Carrier SAS files for Chapter 11 bankruptcy protection in US

COPENHAGEN, Denmark (AP) — Scandinavian Airlines on Tuesday filed for bankruptcy in the United States, warning the announcement of a strike by 1,000 pilots a day earlier had put the future of the carrier at risk. The move adds to the likelihood of travel chaos across Europe as the summer vacation period begins. The Stockholm-based […]
2 hours ago
A Somali man carries a child as he and others who fled drought-stricken areas arrive at a makeshift...
Associated Press

Ukraine’s shadow: Deadly crises like Somalia starved of aid

MOGADISHU, Somalia (AP) — More than two dozen children have died of hunger in the past two months in a single hospital in Somalia. Dr. Yahye Abdi Garun has watched their emaciated parents stumble in from rural areas gripped by the driest drought in decades. And yet no humanitarian aid arrives. Shortly after Russia invaded […]
2 hours ago
FILE- Sri Lanka's new prime minister Ranil Wickremesinghe gestures during an interview with The Ass...
Associated Press

Sri Lanka PM says talks with IMF difficult due to bankruptcy

COLOMBO, Sri Lanka (AP) — Sri Lanka’s negotiations with the International Monetary Fund are more complex and difficult than in the past because it is a bankrupt nation, the country’s prime minister said Tuesday. Prime Minister Ranil Wickremesinghe told lawmakers that recent discussions with a visiting IMF mission were fruitful but not as straightforward as […]
2 hours ago
Associated Press

IEA: High prices, uncertainty will slow growth in gas demand

BERLIN (AP) — The International Energy Agency says high prices for natural gas and supply fears due to the war in Ukraine will slow the growth in demand for the fossil fuel in the coming years. In a report published Tuesday, the Paris-based agency forecast global demand for natural gas will rise by 140 billion […]
2 hours ago
FILE - Protesters gather outside the Supreme Court in Washington, Friday, June 24, 2022. After the ...
Associated Press

Companies could face hurdles covering abortion travel costs

After the U.S. Supreme Court revoked the federal right to an abortion that’s been in place for half a century, companies like Amazon, Disney, Apple and JP Morgan pledged to cover travel costs for employees who live in states where the procedure is now illegal so they can terminate pregnancies. But the companies gave scant […]
2 hours ago
70-year-old Valentyna Klymenko, who lives alone in her war-damaged building from Russian aerial bom...
Associated Press

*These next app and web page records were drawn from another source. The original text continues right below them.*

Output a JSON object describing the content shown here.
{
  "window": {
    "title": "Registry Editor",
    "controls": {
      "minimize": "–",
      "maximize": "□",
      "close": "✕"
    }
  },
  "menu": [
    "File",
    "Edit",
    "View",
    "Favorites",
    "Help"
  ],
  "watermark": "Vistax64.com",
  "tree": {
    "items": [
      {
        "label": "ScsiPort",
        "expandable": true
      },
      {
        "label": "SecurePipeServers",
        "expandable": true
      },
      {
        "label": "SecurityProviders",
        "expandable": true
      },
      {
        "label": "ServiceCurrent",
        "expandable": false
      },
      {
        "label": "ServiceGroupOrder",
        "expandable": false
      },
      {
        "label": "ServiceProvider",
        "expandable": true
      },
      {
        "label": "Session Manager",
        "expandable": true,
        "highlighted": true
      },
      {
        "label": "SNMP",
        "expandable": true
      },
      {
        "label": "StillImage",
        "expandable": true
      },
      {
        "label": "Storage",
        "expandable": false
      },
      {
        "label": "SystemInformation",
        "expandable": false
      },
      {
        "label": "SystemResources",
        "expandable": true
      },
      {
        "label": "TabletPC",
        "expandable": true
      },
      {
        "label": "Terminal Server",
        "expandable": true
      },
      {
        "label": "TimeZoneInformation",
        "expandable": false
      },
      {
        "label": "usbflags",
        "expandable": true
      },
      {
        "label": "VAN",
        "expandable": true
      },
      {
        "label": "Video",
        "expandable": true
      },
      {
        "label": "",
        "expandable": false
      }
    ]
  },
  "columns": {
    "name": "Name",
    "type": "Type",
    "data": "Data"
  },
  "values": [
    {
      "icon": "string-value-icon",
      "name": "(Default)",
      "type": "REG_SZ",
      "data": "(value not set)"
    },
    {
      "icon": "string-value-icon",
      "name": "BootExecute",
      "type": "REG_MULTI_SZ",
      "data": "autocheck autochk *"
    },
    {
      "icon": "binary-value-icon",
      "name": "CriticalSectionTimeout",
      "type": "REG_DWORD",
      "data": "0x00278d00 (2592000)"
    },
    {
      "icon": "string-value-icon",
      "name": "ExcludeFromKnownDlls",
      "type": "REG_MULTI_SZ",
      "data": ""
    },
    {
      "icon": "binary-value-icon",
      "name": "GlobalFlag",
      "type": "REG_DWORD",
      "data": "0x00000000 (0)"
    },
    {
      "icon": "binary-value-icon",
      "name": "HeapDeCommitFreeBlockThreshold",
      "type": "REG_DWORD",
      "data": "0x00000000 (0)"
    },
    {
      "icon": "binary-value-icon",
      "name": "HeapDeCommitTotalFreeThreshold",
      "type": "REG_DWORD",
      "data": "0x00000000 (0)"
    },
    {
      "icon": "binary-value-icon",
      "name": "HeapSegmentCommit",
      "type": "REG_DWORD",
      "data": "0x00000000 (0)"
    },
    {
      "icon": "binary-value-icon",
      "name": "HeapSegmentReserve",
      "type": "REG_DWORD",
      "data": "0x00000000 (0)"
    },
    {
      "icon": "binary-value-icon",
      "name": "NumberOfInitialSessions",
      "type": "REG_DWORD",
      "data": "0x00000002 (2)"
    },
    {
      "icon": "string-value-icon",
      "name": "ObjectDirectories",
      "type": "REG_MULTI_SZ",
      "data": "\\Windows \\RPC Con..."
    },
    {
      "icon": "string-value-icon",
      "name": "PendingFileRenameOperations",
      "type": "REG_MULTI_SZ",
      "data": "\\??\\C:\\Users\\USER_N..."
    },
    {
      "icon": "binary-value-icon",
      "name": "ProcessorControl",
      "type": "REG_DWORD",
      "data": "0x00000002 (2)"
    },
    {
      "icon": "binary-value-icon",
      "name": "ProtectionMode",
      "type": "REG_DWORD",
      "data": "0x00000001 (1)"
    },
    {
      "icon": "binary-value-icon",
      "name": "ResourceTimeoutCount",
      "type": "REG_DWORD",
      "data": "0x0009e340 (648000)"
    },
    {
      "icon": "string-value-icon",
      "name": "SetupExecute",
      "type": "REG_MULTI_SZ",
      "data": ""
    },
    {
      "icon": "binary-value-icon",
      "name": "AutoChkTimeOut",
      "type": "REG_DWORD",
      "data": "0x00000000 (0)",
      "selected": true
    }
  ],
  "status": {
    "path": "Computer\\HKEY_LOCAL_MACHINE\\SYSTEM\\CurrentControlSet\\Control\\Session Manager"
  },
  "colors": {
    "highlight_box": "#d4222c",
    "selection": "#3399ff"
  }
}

Ukrainians displaced near Kyiv fear for war-damaged homes

BORODYANKA, Ukraine (AP) — Valentyna Klymenko tries to return home as late as possible to avoid the darkness of her war-damaged home outside Ukraine’s capital. She visits friends, goes to the well for water or looks for a place to charge her phone. The 70-year-old Klymenko then returns alone to an apartment that used to […]
1 day ago

Sponsored Articles

...
Dr. Richard Carmona

Great news: Children under 5 can now get COVID-19 vaccine

After more than two years of battle with an invisible killer, we can now vaccinate the youngest among us against COVID-19. This is great news.
...
Carla Berg, MHS, Deputy Director, Public Health Services, Arizona Department of Health Services

Vaccines are safe if you are pregnant or breastfeeding

Are you pregnant? Do you have a friend or loved one who’s expecting?
...
Day & Night Air

Tips to lower your energy bill in the Arizona heat

Does your summer electric bill make you groan? Are you looking for effective ways to reduce your bill?
AP FACT CHECK: Wisconsin election probe ignores some facts